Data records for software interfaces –

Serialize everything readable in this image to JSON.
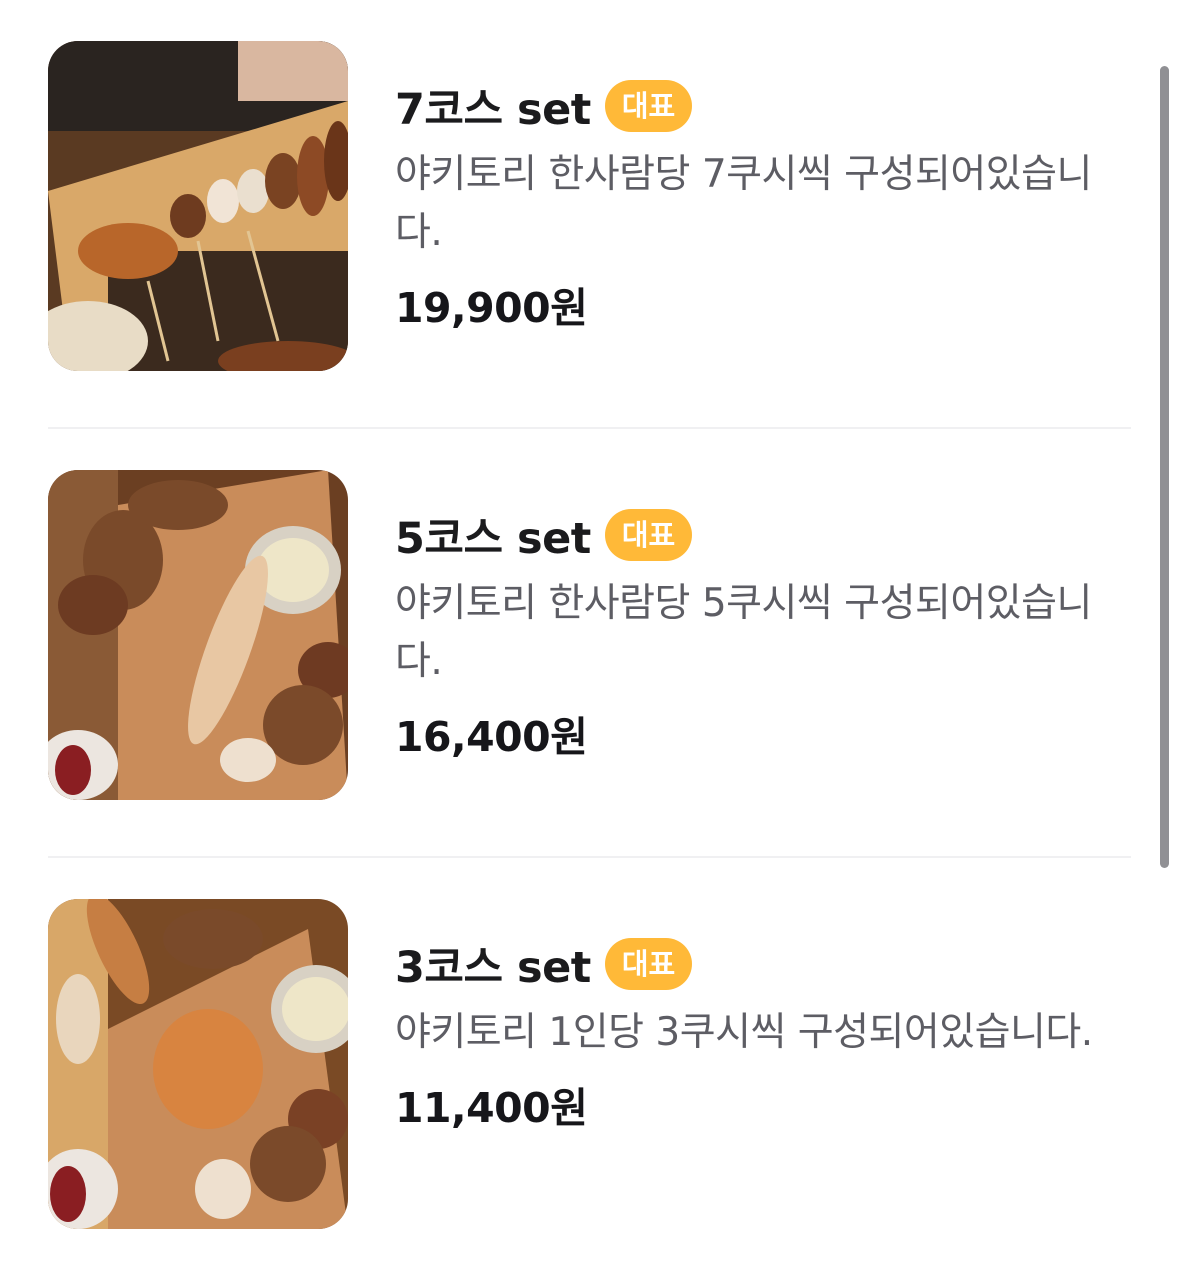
{
  "menu": {
    "items": [
      {
        "title": "7코스 set",
        "badge": "대표",
        "description": "야키토리 한사람당 7쿠시씩 구성되어있습니다.",
        "price": "19,900원",
        "image": "yakitori-7-course-photo"
      },
      {
        "title": "5코스 set",
        "badge": "대표",
        "description": "야키토리 한사람당 5쿠시씩 구성되어있습니다.",
        "price": "16,400원",
        "image": "yakitori-5-course-photo"
      },
      {
        "title": "3코스 set",
        "badge": "대표",
        "description": "야키토리 1인당 3쿠시씩 구성되어있습니다.",
        "price": "11,400원",
        "image": "yakitori-3-course-photo"
      }
    ]
  },
  "colors": {
    "badge": "#ffb938",
    "title": "#1b1b1d",
    "description": "#5d5d64",
    "divider": "#f0f0f2",
    "scrollbar": "#909094"
  }
}
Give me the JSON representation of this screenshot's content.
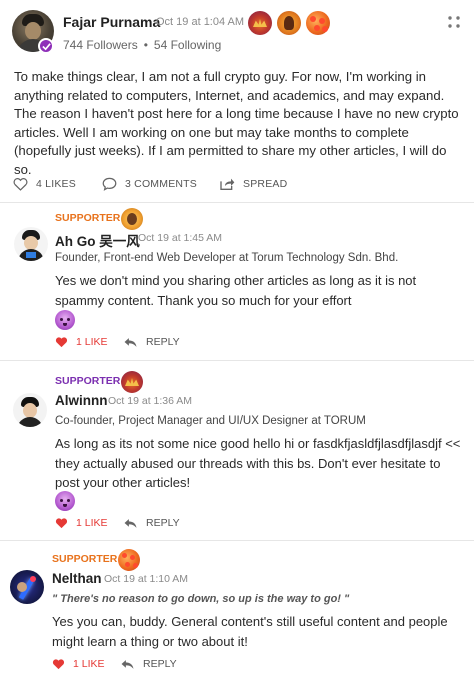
{
  "colors": {
    "supporter_orange": "#e8721c",
    "supporter_purple": "#7b2fb0",
    "like_red": "#e53935",
    "muted": "#8a8a8a"
  },
  "post": {
    "author": "Fajar Purnama",
    "time": "Oct 19 at 1:04 AM",
    "followers": "744 Followers",
    "separator": "•",
    "following": "54 Following",
    "body": "To make things clear, I am not a full crypto guy. For now, I'm working in anything related to computers, Internet, and academics, and may expand. The reason I haven't post here for a long time because I have no new crypto articles. Well I am working on one but may take months to complete (hopefully just weeks). If I am permitted to share my other articles, I will do so.",
    "likes": "4 LIKES",
    "comments": "3 COMMENTS",
    "spread": "SPREAD"
  },
  "comments": [
    {
      "role": "SUPPORTER",
      "name": "Ah Go 吴一风",
      "time": "Oct 19 at 1:45 AM",
      "title": "Founder, Front-end Web Developer at Torum Technology Sdn. Bhd.",
      "text": "Yes we don't mind you sharing other articles as long as it is not spammy content. Thank you so much for your effort",
      "like": "1 LIKE",
      "reply": "REPLY"
    },
    {
      "role": "SUPPORTER",
      "name": "Alwinnn",
      "time": "Oct 19 at 1:36 AM",
      "title": "Co-founder, Project Manager and UI/UX Designer at TORUM",
      "text": "As long as its not some nice good hello hi or fasdkfjasldfjlasdfjlasdjf << they actually abused our threads with this bs. Don't ever hesitate to post your other articles!",
      "like": "1 LIKE",
      "reply": "REPLY"
    },
    {
      "role": "SUPPORTER",
      "name": "Nelthan",
      "time": "Oct 19 at 1:10 AM",
      "quote": "\" There's no reason to go down, so up is the way to go! \"",
      "text": "Yes you can, buddy. General content's still useful content and people might learn a thing or two about it!",
      "like": "1 LIKE",
      "reply": "REPLY"
    }
  ]
}
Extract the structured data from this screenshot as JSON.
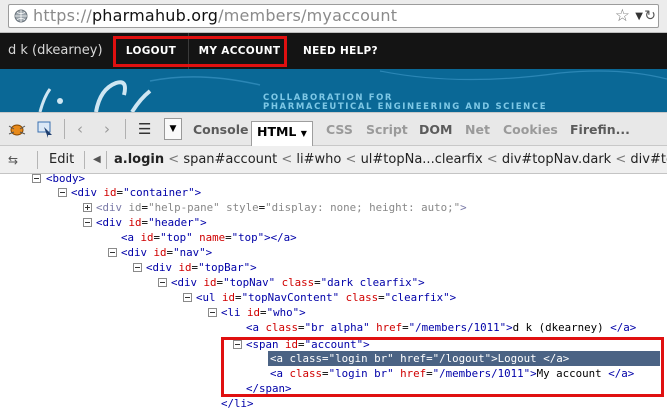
{
  "browser": {
    "url_prefix": "https://",
    "url_host": "pharmahub.org",
    "url_path": "/members/myaccount"
  },
  "site_nav": {
    "user_label": "d k (dkearney)",
    "logout": "LOGOUT",
    "my_account": "MY ACCOUNT",
    "need_help": "NEED HELP?"
  },
  "banner": {
    "line1": "COLLABORATION FOR",
    "line2": "PHARMACEUTICAL ENGINEERING AND SCIENCE"
  },
  "firebug": {
    "tabs": [
      "Console",
      "HTML",
      "CSS",
      "Script",
      "DOM",
      "Net",
      "Cookies",
      "Firefin..."
    ],
    "active_tab": "HTML",
    "edit_label": "Edit",
    "breadcrumbs": [
      "a.login",
      "span#account",
      "li#who",
      "ul#topNa...clearfix",
      "div#topNav.dark",
      "div#top"
    ]
  },
  "tree": {
    "body": "<body>",
    "container_open": "<div",
    "container_attr": "id",
    "container_val": "\"container\"",
    "help_attr1": "id",
    "help_val1": "\"help-pane\"",
    "help_attr2": "style",
    "help_val2": "\"display: none; height: auto;\"",
    "header_val": "\"header\"",
    "top_attr2": "name",
    "top_val1": "\"top\"",
    "top_val2": "\"top\"",
    "nav_val": "\"nav\"",
    "topbar_val": "\"topBar\"",
    "topnav_val1": "\"topNav\"",
    "topnav_attr2": "class",
    "topnav_val2": "\"dark clearfix\"",
    "ul_val1": "\"topNavContent\"",
    "ul_val2": "\"clearfix\"",
    "li_val": "\"who\"",
    "who_class": "\"br alpha\"",
    "who_href": "\"/members/1011\"",
    "who_text": "d k (dkearney)",
    "span_val": "\"account\"",
    "logout_class": "\"login br\"",
    "logout_href": "\"/logout\"",
    "logout_text": "Logout",
    "acct_class": "\"login br\"",
    "acct_href": "\"/members/1011\"",
    "acct_text": "My account",
    "span_close": "</span>",
    "li_close": "</li>"
  }
}
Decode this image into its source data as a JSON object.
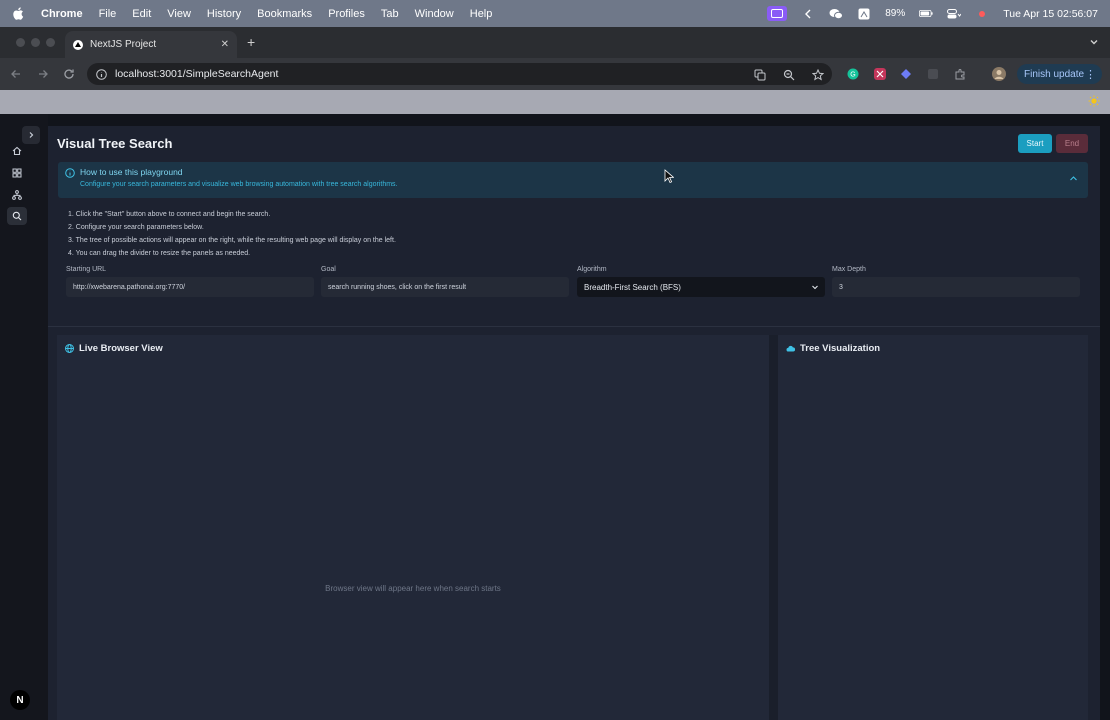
{
  "menubar": {
    "items": [
      "Chrome",
      "File",
      "Edit",
      "View",
      "History",
      "Bookmarks",
      "Profiles",
      "Tab",
      "Window",
      "Help"
    ],
    "battery": "89%",
    "datetime": "Tue Apr 15  02:56:07"
  },
  "browser": {
    "tab_title": "NextJS Project",
    "url": "localhost:3001/SimpleSearchAgent",
    "finish_update": "Finish update"
  },
  "app": {
    "page_title": "Visual Tree Search",
    "start_label": "Start",
    "end_label": "End",
    "help": {
      "title": "How to use this playground",
      "subtitle": "Configure your search parameters and visualize web browsing automation with tree search algorithms."
    },
    "steps": [
      "1. Click the \"Start\" button above to connect and begin the search.",
      "2. Configure your search parameters below.",
      "3. The tree of possible actions will appear on the right, while the resulting web page will display on the left.",
      "4. You can drag the divider to resize the panels as needed."
    ],
    "form": {
      "starting_url_label": "Starting URL",
      "starting_url_value": "http://xwebarena.pathonai.org:7770/",
      "goal_label": "Goal",
      "goal_value": "search running shoes, click on the first result",
      "algorithm_label": "Algorithm",
      "algorithm_value": "Breadth-First Search (BFS)",
      "max_depth_label": "Max Depth",
      "max_depth_value": "3"
    },
    "browser_panel": {
      "title": "Live Browser View",
      "placeholder": "Browser view will appear here when search starts"
    },
    "tree_panel": {
      "title": "Tree Visualization"
    }
  },
  "colors": {
    "accent": "#1b9ec0",
    "end_button": "#5a2c3a",
    "help_bg": "#1c3547",
    "panel_bg": "#222838"
  }
}
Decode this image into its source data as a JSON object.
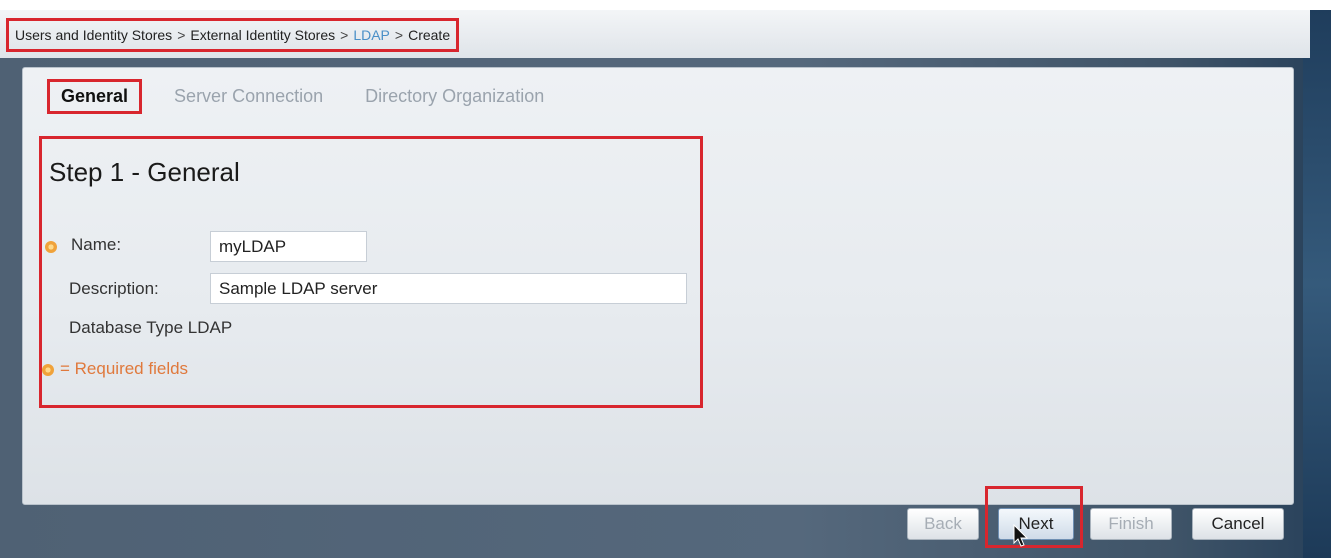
{
  "breadcrumb": {
    "items": [
      "Users and Identity Stores",
      "External Identity Stores",
      "LDAP",
      "Create"
    ],
    "separator": ">"
  },
  "tabs": [
    {
      "label": "General",
      "active": true
    },
    {
      "label": "Server Connection",
      "active": false
    },
    {
      "label": "Directory Organization",
      "active": false
    }
  ],
  "step": {
    "title": "Step 1 - General",
    "name_label": "Name:",
    "name_value": "myLDAP",
    "description_label": "Description:",
    "description_value": "Sample LDAP server",
    "database_type_label": "Database Type",
    "database_type_value": "LDAP",
    "required_note": "= Required fields"
  },
  "buttons": {
    "back": "Back",
    "next": "Next",
    "finish": "Finish",
    "cancel": "Cancel"
  },
  "colors": {
    "highlight": "#d8262e",
    "link": "#4a8fc7",
    "required": "#e0793c",
    "required_icon": "#f0a23a"
  }
}
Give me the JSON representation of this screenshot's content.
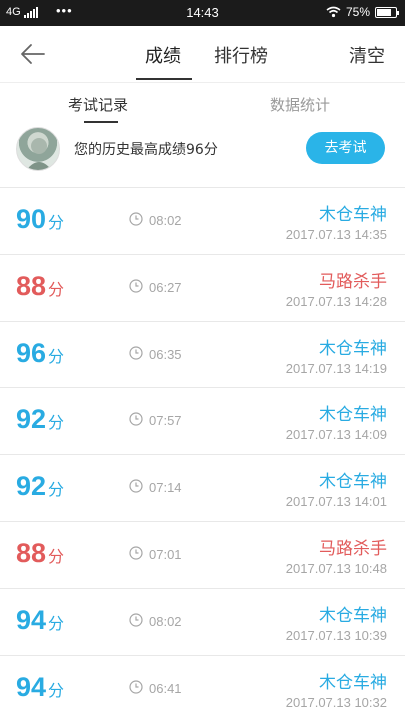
{
  "colors": {
    "accent": "#29abe2",
    "warn": "#e25b5b",
    "muted": "#a6a6a6",
    "button": "#2ab4e8"
  },
  "statusbar": {
    "network": "4G",
    "dots": "•••",
    "time": "14:43",
    "battery": "75%",
    "battery_level": 0.75
  },
  "navbar": {
    "back_icon": "arrow-left-icon",
    "tabs": [
      {
        "label": "成绩"
      },
      {
        "label": "排行榜"
      }
    ],
    "clear_label": "清空"
  },
  "subtabs": [
    {
      "label": "考试记录"
    },
    {
      "label": "数据统计"
    }
  ],
  "best": {
    "text": "您的历史最高成绩96分",
    "button": "去考试"
  },
  "records": [
    {
      "score": "90",
      "unit": "分",
      "duration": "08:02",
      "title": "木仓车神",
      "datetime": "2017.07.13  14:35",
      "tone": "blue"
    },
    {
      "score": "88",
      "unit": "分",
      "duration": "06:27",
      "title": "马路杀手",
      "datetime": "2017.07.13  14:28",
      "tone": "red"
    },
    {
      "score": "96",
      "unit": "分",
      "duration": "06:35",
      "title": "木仓车神",
      "datetime": "2017.07.13  14:19",
      "tone": "blue"
    },
    {
      "score": "92",
      "unit": "分",
      "duration": "07:57",
      "title": "木仓车神",
      "datetime": "2017.07.13  14:09",
      "tone": "blue"
    },
    {
      "score": "92",
      "unit": "分",
      "duration": "07:14",
      "title": "木仓车神",
      "datetime": "2017.07.13  14:01",
      "tone": "blue"
    },
    {
      "score": "88",
      "unit": "分",
      "duration": "07:01",
      "title": "马路杀手",
      "datetime": "2017.07.13  10:48",
      "tone": "red"
    },
    {
      "score": "94",
      "unit": "分",
      "duration": "08:02",
      "title": "木仓车神",
      "datetime": "2017.07.13  10:39",
      "tone": "blue"
    },
    {
      "score": "94",
      "unit": "分",
      "duration": "06:41",
      "title": "木仓车神",
      "datetime": "2017.07.13  10:32",
      "tone": "blue"
    }
  ]
}
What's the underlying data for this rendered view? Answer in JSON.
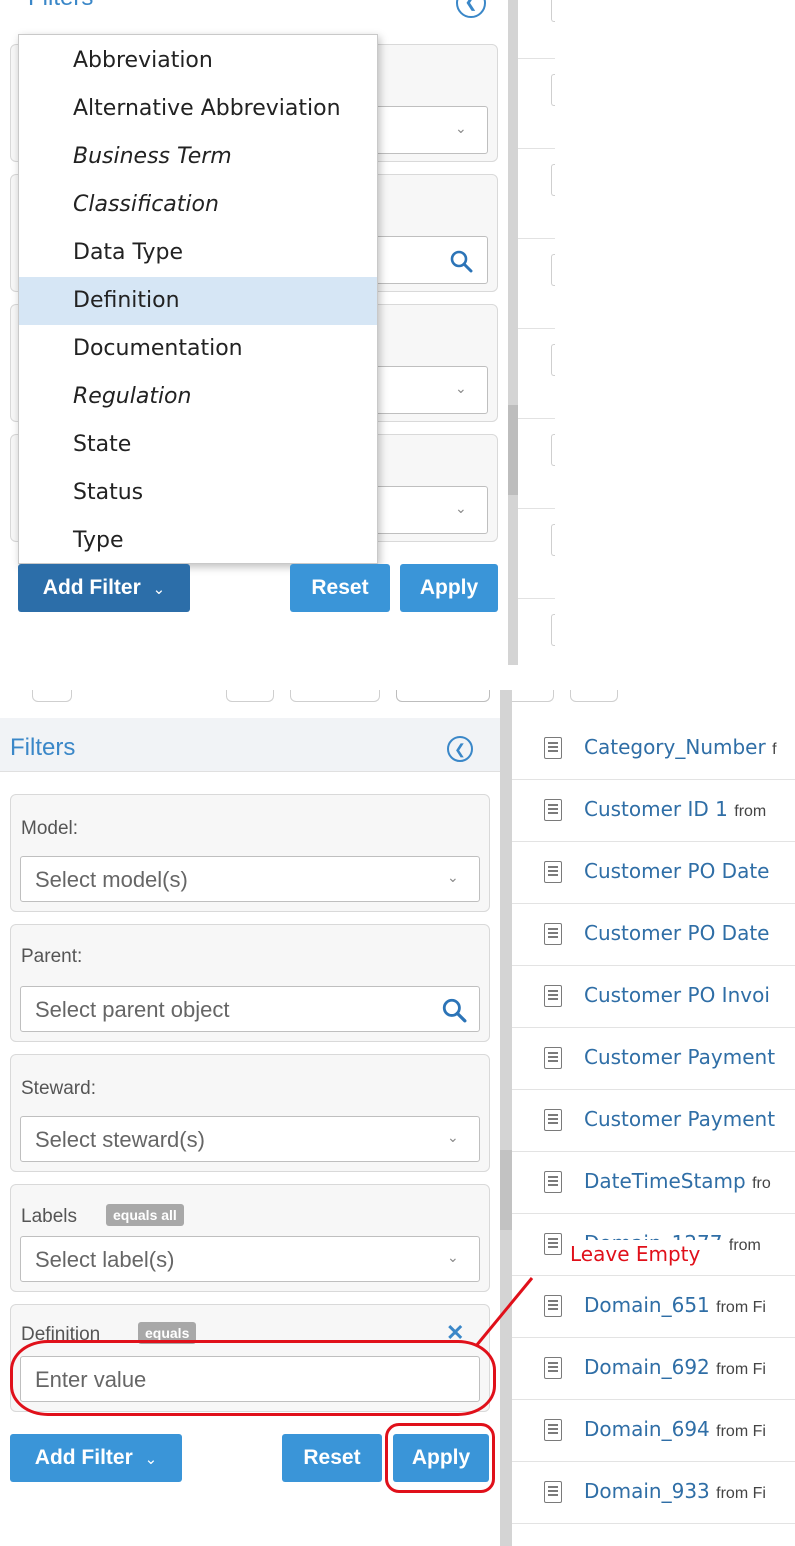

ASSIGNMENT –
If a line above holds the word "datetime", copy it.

ANSWER BOX –
    "datetime": "Tue Apr 15  02:56:07"
      "datetime": "2017.07.13  14:35",
      "datetime": "2017.07.13  14:28",
      "datetime": "2017.07.13  14:19",
      "datetime": "2017.07.13  14:09",
      "datetime": "2017.07.13  14:01",
      "datetime": "2017.07.13  10:48",
      "datetime": "2017.07.13  10:39",
      "datetime": "2017.07.13  10:32",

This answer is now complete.